As Matthew McKay held the ball out to hand it off, a San Diego defender froze. This was all McKay needed to make his decision.
Isaiah Ifanse snagged the ball from McKay. Because Montana State’s quarterback is so much of a threat to run, the San Diego player stopped in preparation to take down McKay. Instead, Ifanse zoomed by, rushing 74 yards and nearly scoring a touchdown.
McKay, a junior who transferred from North Carolina State, has run the ball plenty for the No. 13-ranked Bobcats, who begin Big Sky play at Portland State at 3:05 p.m. Saturday. And that capability has given defenses fits.
McKay doesn’t prefer to stay in the pocket or go on the run. He’s thrived in both scenarios.
“Just depends on the situation,” he said. “Just being smart about what I do.”
Montana State (2-1) has been adamant about relying on the ground game. Even if MSU’s running backs struggle, the Bobcats can do that because of McKay.
Behind Ifanse, McKay is the second-leading rusher on the team with 128 yards on 26 carries while averaging 4.9 yards per attempt. Against San Diego, he totaled 61 yards on nine runs.
With opponents focusing so much on Ifanse, who eclipsed 2,000 career yards earlier this season, McKay was given chances to take advantage.
“They don’t give him enough credit when he pulls the ball and he starts running. He’s pretty fast,” Ifanse said. “They’ve always got to watch out for him on the perimeter.”
In 2019, the Bobcats didn’t have as much of a rushing threat behind center unless linebacker Troy Andersen or wide receiver Travis Jonsen took snaps at wildcat quarterback. Even then, defenses could at least expect MSU to run the ball.
With McKay as the signal caller, opponents don’t have that luxury.
“It’s insane,” MSU wide receiver Willie Patterson said. “Having his ability to scramble and get loose and then actually break some tackles, it just sparks us all when you see your quarterback laying it all out on the line, taking hits, getting up, making passes.”
Patterson and MSU left tackle Lewis Kidd said playing with McKay is a slight adjustment. As an offensive lineman, Kidd has to sustain blocks longer in case McKay takes off.

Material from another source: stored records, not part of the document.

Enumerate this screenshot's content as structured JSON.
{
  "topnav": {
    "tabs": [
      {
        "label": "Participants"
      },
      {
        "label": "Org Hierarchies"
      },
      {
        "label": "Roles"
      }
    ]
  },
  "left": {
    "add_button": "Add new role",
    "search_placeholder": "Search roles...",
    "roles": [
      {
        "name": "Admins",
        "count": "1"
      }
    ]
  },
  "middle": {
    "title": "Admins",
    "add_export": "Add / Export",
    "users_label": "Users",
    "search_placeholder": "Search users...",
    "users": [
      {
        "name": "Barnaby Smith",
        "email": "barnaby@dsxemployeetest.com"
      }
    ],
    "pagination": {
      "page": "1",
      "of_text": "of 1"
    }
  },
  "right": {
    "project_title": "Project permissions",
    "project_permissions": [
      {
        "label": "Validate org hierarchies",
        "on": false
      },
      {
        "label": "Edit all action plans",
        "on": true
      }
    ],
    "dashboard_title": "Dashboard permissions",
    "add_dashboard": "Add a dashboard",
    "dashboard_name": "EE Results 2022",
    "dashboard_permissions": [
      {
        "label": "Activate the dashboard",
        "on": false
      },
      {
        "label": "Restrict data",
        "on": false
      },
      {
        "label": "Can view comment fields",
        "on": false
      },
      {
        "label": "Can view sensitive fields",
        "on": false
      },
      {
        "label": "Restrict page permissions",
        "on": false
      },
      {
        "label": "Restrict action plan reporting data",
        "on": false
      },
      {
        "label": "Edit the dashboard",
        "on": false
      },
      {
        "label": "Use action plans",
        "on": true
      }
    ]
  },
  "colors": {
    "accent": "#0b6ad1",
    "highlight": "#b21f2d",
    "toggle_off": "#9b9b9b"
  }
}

With multiple running threats, Patterson said opponents use coverages more favorable to MSU’s passing game. He’s even noticed opposing secondaries look to the offensive backfield in case McKay runs, which could make them lose sight of the wide receivers.
“Matt’s mobility has just elevated our game completely,” Patterson said.
McKay’s rushing potential leaves other facets of MSU’s offense open. If teams focus too much on him, Ifanse can take advantage like he did against San Diego.
Ifanse has totaled 272 yards on 45 carries, an average of six yards per attempt, with two touchdowns.
“You’ve got to pick your poison. You’ve got to see which one do you want to stop today,” Patterson said. “Having Matt back there to break a couple runs will definitely help Isaiah take a couple less hits.”
Or McKay can find open receivers in man coverage, which has happened often in MSU’s first three games. He’s completed 66.7% of his passes (50 of 75) while throwing for 680 yards and seven touchdowns with no turnovers. Of MSU’s 62 first downs, 33 have been on passing plays.
Bobcats offensive coordinator and quarterbacks coach Taylor Housewright said “you have to look out” for the different ways MSU can attack a defense.
“We play off of each other,” Housewright said. “That’s kind of what you’re trying to do when you’re a good offense.”